- [Task prompt]:
An exact copy of all the data is required.

[Records drawn from a dataset]
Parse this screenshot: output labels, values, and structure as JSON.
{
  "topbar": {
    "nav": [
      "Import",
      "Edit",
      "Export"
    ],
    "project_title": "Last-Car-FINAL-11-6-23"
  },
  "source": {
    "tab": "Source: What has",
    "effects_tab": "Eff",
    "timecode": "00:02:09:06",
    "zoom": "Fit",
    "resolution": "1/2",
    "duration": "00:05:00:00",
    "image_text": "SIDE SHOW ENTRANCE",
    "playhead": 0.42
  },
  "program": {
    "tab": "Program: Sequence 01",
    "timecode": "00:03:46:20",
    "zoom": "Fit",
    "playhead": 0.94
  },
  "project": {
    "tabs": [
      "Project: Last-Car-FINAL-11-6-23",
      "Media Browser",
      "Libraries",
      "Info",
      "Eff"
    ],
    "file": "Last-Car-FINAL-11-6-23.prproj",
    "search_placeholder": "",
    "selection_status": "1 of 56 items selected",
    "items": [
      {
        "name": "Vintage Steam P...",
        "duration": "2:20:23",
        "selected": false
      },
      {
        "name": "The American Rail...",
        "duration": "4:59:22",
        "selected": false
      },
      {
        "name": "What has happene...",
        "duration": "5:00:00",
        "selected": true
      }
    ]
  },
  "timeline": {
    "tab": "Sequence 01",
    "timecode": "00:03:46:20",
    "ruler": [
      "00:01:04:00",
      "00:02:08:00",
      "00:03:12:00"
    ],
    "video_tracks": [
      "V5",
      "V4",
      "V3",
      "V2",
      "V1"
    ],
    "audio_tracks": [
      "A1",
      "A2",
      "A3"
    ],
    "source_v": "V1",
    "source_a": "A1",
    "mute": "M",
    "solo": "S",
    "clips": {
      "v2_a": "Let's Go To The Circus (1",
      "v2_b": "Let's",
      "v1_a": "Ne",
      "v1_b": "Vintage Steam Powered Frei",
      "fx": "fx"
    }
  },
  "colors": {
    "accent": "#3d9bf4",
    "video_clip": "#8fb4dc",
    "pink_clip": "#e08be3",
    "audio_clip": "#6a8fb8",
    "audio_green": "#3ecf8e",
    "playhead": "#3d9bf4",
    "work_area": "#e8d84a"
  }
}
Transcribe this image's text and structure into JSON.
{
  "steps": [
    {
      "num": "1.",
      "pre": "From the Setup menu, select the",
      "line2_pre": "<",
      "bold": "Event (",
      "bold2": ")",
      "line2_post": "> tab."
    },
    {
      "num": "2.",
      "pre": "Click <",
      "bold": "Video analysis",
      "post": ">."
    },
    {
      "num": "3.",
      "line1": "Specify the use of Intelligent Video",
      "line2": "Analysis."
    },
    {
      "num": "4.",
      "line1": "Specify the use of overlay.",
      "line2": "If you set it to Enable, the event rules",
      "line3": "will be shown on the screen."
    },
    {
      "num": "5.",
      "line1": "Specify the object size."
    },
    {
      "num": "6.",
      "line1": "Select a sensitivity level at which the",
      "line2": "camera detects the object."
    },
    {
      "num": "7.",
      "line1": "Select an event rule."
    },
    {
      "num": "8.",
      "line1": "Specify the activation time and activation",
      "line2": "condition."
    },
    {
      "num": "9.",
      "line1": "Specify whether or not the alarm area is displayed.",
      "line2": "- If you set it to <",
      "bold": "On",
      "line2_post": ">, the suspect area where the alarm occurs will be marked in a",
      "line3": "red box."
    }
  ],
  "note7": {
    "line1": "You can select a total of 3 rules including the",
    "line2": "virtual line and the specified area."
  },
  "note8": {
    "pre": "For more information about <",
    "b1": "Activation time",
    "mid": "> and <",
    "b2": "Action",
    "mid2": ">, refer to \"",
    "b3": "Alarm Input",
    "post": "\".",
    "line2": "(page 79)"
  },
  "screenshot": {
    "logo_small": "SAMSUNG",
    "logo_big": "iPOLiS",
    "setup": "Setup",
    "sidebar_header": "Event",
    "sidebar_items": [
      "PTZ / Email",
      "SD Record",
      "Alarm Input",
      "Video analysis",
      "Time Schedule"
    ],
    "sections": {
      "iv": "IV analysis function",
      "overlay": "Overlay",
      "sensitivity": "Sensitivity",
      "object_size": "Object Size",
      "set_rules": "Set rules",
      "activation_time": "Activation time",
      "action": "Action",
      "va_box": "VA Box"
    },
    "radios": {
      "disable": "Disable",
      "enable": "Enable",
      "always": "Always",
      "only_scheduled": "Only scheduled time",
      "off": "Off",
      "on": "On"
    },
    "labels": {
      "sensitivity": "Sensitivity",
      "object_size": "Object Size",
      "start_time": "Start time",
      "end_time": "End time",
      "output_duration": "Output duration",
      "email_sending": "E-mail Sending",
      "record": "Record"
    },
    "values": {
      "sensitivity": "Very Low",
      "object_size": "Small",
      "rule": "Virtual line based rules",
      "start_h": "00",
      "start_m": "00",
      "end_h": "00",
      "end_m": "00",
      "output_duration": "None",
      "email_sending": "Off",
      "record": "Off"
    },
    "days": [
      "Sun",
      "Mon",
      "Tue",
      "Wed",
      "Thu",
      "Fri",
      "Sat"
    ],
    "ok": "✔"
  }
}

- [Answer section]:
Parse this screenshot: output labels, values, and structure as JSON.
{
  "topbar": {
    "nav": [
      "Import",
      "Edit",
      "Export"
    ],
    "project_title": "Last-Car-FINAL-11-6-23"
  },
  "source": {
    "tab": "Source: What has",
    "effects_tab": "Eff",
    "timecode": "00:02:09:06",
    "zoom": "Fit",
    "resolution": "1/2",
    "duration": "00:05:00:00",
    "image_text": "SIDE SHOW ENTRANCE",
    "playhead": 0.42
  },
  "program": {
    "tab": "Program: Sequence 01",
    "timecode": "00:03:46:20",
    "zoom": "Fit",
    "playhead": 0.94
  },
  "project": {
    "tabs": [
      "Project: Last-Car-FINAL-11-6-23",
      "Media Browser",
      "Libraries",
      "Info",
      "Eff"
    ],
    "file": "Last-Car-FINAL-11-6-23.prproj",
    "search_placeholder": "",
    "selection_status": "1 of 56 items selected",
    "items": [
      {
        "name": "Vintage Steam P...",
        "duration": "2:20:23",
        "selected": false
      },
      {
        "name": "The American Rail...",
        "duration": "4:59:22",
        "selected": false
      },
      {
        "name": "What has happene...",
        "duration": "5:00:00",
        "selected": true
      }
    ]
  },
  "timeline": {
    "tab": "Sequence 01",
    "timecode": "00:03:46:20",
    "ruler": [
      "00:01:04:00",
      "00:02:08:00",
      "00:03:12:00"
    ],
    "video_tracks": [
      "V5",
      "V4",
      "V3",
      "V2",
      "V1"
    ],
    "audio_tracks": [
      "A1",
      "A2",
      "A3"
    ],
    "source_v": "V1",
    "source_a": "A1",
    "mute": "M",
    "solo": "S",
    "clips": {
      "v2_a": "Let's Go To The Circus (1",
      "v2_b": "Let's",
      "v1_a": "Ne",
      "v1_b": "Vintage Steam Powered Frei",
      "fx": "fx"
    }
  },
  "colors": {
    "accent": "#3d9bf4",
    "video_clip": "#8fb4dc",
    "pink_clip": "#e08be3",
    "audio_clip": "#6a8fb8",
    "audio_green": "#3ecf8e",
    "playhead": "#3d9bf4",
    "work_area": "#e8d84a"
  }
}
Transcribe this image's text and structure into JSON.
{
  "steps": [
    {
      "num": "1.",
      "pre": "From the Setup menu, select the",
      "line2_pre": "<",
      "bold": "Event (",
      "bold2": ")",
      "line2_post": "> tab."
    },
    {
      "num": "2.",
      "pre": "Click <",
      "bold": "Video analysis",
      "post": ">."
    },
    {
      "num": "3.",
      "line1": "Specify the use of Intelligent Video",
      "line2": "Analysis."
    },
    {
      "num": "4.",
      "line1": "Specify the use of overlay.",
      "line2": "If you set it to Enable, the event rules",
      "line3": "will be shown on the screen."
    },
    {
      "num": "5.",
      "line1": "Specify the object size."
    },
    {
      "num": "6.",
      "line1": "Select a sensitivity level at which the",
      "line2": "camera detects the object."
    },
    {
      "num": "7.",
      "line1": "Select an event rule."
    },
    {
      "num": "8.",
      "line1": "Specify the activation time and activation",
      "line2": "condition."
    },
    {
      "num": "9.",
      "line1": "Specify whether or not the alarm area is displayed.",
      "line2": "- If you set it to <",
      "bold": "On",
      "line2_post": ">, the suspect area where the alarm occurs will be marked in a",
      "line3": "red box."
    }
  ],
  "note7": {
    "line1": "You can select a total of 3 rules including the",
    "line2": "virtual line and the specified area."
  },
  "note8": {
    "pre": "For more information about <",
    "b1": "Activation time",
    "mid": "> and <",
    "b2": "Action",
    "mid2": ">, refer to \"",
    "b3": "Alarm Input",
    "post": "\".",
    "line2": "(page 79)"
  },
  "screenshot": {
    "logo_small": "SAMSUNG",
    "logo_big": "iPOLiS",
    "setup": "Setup",
    "sidebar_header": "Event",
    "sidebar_items": [
      "PTZ / Email",
      "SD Record",
      "Alarm Input",
      "Video analysis",
      "Time Schedule"
    ],
    "sections": {
      "iv": "IV analysis function",
      "overlay": "Overlay",
      "sensitivity": "Sensitivity",
      "object_size": "Object Size",
      "set_rules": "Set rules",
      "activation_time": "Activation time",
      "action": "Action",
      "va_box": "VA Box"
    },
    "radios": {
      "disable": "Disable",
      "enable": "Enable",
      "always": "Always",
      "only_scheduled": "Only scheduled time",
      "off": "Off",
      "on": "On"
    },
    "labels": {
      "sensitivity": "Sensitivity",
      "object_size": "Object Size",
      "start_time": "Start time",
      "end_time": "End time",
      "output_duration": "Output duration",
      "email_sending": "E-mail Sending",
      "record": "Record"
    },
    "values": {
      "sensitivity": "Very Low",
      "object_size": "Small",
      "rule": "Virtual line based rules",
      "start_h": "00",
      "start_m": "00",
      "end_h": "00",
      "end_m": "00",
      "output_duration": "None",
      "email_sending": "Off",
      "record": "Off"
    },
    "days": [
      "Sun",
      "Mon",
      "Tue",
      "Wed",
      "Thu",
      "Fri",
      "Sat"
    ],
    "ok": "✔"
  }
}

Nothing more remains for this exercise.